Happy Halloween!

Happy Halloween!

We are so doing a haunted farm tonight. In the meantime, however, have some links because they are intriguing!

Literary agent Nathan Bransford gives the basics on how to get an agent. Need more than the basics? Then read this article with advice from eleven different agents regarding what to do and not to do. I found this particularly informative, especially with the reminder that agents are individuals with individual taste and requirements.

Not quite ready to query? Then take Doyce Testerman’s interesting advice on writing without distractions (even though he says not to).  He’s talking about Nanowrimo, but this can definitely be applied to anything.

Fair warning: this article is sort of depressing and encouraging at once. It’s depressing because yes, it is that hard to break into the industry right now, but encouraging because it means not every rejection you get means the agent/editor hated your work. It very often is just a question of not knowing how to market it for an enormous profit.

Remember: rejections don’t necessarily mean “you suck.” They do mean “not yet,” and “not yet” just gives you more time to hone your craft.

So what DO these agents do, anyway?  Here’s an article that clarifies. Oh, and agents aren’t the only ones with the power of rejection. Andy Warhol got rejected by the Musuem of Modern Art in NYC, and if that doesn’t make you giggle, then you have no soul.

Also, because I think the comic is funny and the writer has some good points: Letter to Twilight Bashers.

Enough jibber-jabber. Snippet time!

The blood on the threshold was fresh.

It glistened. Drops of it spattered the sides of the doorway as if its owner had shaken like a wet dog, and the long rusty door handles were slick and messy. Was it Caelan bleeding like that, dripping warm life away until he fell?

The doors were old wood, weather-worn and hung with decorative strap hinges that stretched across them like black iron vines. Alex wasn’t sure if he could break them. Instead he banged with his fist, shouting as loudly as he could. “Hey! Open up! Do you hear me? Open the door!”

An unshaven man did, looking highly alarmed. He also looked nearly human, but his eyes gave him away. The irises gleamed gold like an animal’s.

“Who is injured here?” Alex demanded, pointing at the threshold. “Answer me!”

“Aaah!” screamed the man, and slammed the door in his face.

Alex is not having a good day. 😀

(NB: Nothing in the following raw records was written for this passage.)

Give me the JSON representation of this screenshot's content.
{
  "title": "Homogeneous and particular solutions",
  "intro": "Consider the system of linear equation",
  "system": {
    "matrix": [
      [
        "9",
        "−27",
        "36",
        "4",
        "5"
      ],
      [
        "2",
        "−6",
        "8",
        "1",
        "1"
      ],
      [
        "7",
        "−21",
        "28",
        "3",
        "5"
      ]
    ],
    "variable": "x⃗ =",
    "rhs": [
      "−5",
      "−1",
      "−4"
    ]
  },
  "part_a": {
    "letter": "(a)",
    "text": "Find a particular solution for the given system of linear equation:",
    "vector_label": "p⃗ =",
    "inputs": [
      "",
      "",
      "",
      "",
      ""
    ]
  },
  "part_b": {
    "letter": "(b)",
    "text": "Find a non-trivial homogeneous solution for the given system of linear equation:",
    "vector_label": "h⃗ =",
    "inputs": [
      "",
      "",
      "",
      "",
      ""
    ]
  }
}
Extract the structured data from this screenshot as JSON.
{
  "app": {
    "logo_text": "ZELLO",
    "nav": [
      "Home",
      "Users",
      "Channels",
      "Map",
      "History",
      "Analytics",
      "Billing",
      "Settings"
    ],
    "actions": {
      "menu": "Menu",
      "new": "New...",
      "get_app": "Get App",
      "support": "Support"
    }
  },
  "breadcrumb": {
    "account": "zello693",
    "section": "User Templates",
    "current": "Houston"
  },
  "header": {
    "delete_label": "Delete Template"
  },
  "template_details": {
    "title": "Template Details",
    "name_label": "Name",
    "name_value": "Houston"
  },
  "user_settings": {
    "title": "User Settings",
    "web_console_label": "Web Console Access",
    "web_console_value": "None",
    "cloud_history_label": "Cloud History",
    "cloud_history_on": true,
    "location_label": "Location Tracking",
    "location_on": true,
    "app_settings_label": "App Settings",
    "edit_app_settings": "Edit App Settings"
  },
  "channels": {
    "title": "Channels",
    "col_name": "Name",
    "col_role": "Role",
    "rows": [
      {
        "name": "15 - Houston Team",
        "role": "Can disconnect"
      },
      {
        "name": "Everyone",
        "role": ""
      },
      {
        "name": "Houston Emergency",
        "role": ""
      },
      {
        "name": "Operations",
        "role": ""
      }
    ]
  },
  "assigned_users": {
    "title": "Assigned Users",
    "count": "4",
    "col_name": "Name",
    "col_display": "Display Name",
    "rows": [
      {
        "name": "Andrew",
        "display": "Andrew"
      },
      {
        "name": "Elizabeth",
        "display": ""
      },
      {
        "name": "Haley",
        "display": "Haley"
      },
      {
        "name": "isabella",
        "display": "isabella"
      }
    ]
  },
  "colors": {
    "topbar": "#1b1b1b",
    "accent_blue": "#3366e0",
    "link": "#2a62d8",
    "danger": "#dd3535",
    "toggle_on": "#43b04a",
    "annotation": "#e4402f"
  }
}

A three-times bestselling author, Ruthanne Reid has led a convention panel on world-building, taught courses on plot and character development, and been the keynote speaker for the Write Practice Retreat. Author of two series with five books and fifty-plus short stories, Ruthanne has lived in her head since childhood, when she wrote her first story about a pony princess and a genocidal snake-kingdom and used up her mom’s red typewriter ribbon in the process. When she isn’t reading, writing, or reading about writing, Ruthanne enjoys old cartoons with her husband and two cats, and dreams of living on an island beach far, far away. P.S. Red is still her favorite color.